From 1558 until 1775 Chiang Mai was part of a Burmese kingdom. After the Burmese were ousted, the city was virtually abandoned until 1791. Most temples were in a ruined state. In 1782 King Kawila became the first king of a new dynasty of Chiang Mai and started to restore the temple to its former glory by building an ubosot. It is the ordination hall and the most sacred area of a Buddhist temple. Successors of King Kawila restored the Wihan Lai Kham and the elegant Ho Trai (temple library).
Kruba Srivichai, the “monk engineer”
The famous monk Khru Ba Srivichai initiated extensive renovations during the 1920s. Many of the buildings of Wat Phra Singh again underwent restoration in 2002. King Ananda Mahidol (Rama VIII), the older brother of King Bhumibol Adulyadej (Rama IX), gave the temple the status of Royal temple of the first grade in 1935. Every year, during the Songkran festival, the Phra Singh image is taken from wihan Lai Kham and carried through the streets of Chiang Mai in a religious procession during which the spectators pay respect to the image by sprinkling water over it.
The mysterious Burmese style Stupa
In many old photographs, a small Burmese-style stupa appears. According to my information, a wealthy Burmese teak trader Luang Yonakarn Pichit (1845-1927) funded the construction of this stupa. “Luang Yo” was involved in the restoration of other temples as well, such as Wat Chedi Liam, the Burmese Wat Upakhut (demolished and now the Buddha Sathan Building), and Wat Saen Fang. His family also constructed the Luang Yo House and the Mosway Manor, two historic houses on Charoenprathet road. According to my information, they demolished this stupa in 1961.
Wat Phra Singh in flux
Most Buddhist temples in Thailand are very much alive. They are not monuments. Their outlook changes. People construct new buildings, renovate old buildings and demolish others. They plant trees or add other things to the temple. Many temples in Chiang Mai and North Thailand were once in some kind of ruined state. It looks like people never have abandoned Wat Phra Singh as it is such an important temple at such a central location. Nevertheless, the earlier mentioned ‘Engineer monk” Kruba Srivichai has overseen a renovation of the temple in the early 20th century. Recently people have planted a large number of palm trees at the temple. Many temples underwent a facelift during the economic boom starting in the 1980s.

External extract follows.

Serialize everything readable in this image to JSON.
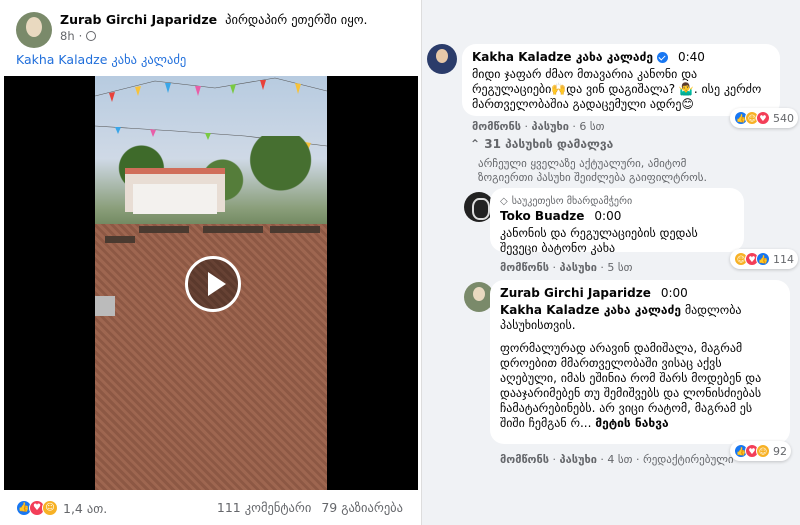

Wat Phra Singh in 1981
Even if we go back only 40 years you will see that many temples looked very different. I think there are a couple of explanations for that. First of all, the last two decades of the 20th century were a period of unprecendented economic growth in Thailand. People were able to donate much more money to temples than before. The 1980s also saw the beginning of the tourist boom, which was a major contributing factor to the two-digit economic growth in that period. Buddhist temples such as Wat Phra Singh became tourist attractions. The Fine Arts Department started putting explanatory boards at temples and gradually many temples underwent a major “facelift”. Dutch photographer, Don Oppedijk, visited Chiang Mai in 1981 and took a number of pictures of Wat Phra Singh. He gave us permission to publish these great photos on this website.
Wonderful video from the Fine Arts Department
References for Wat Phra Singh
Living in Chiang Mai I visit the temple regularly. I have used some of the informatioin that is available at the temple.
These are some of the books I have consulted:
Sarassawadee Ongsakul, History of Lanna, Chiang Mai, 2005
Michael Freeman, Lanna, Thailand’s Northern Kingdom, Bangkok, 2001
Hans Penth, A brief history of Lanna, Chiang Mai, 2000
David K. Wyatt and Aroonrut Wichienkeeo, The Chiang Mai Chronicle, Chiang Mai, 1998
Where is Wat Phra Singh?
Wat Phra Singh features in these tours: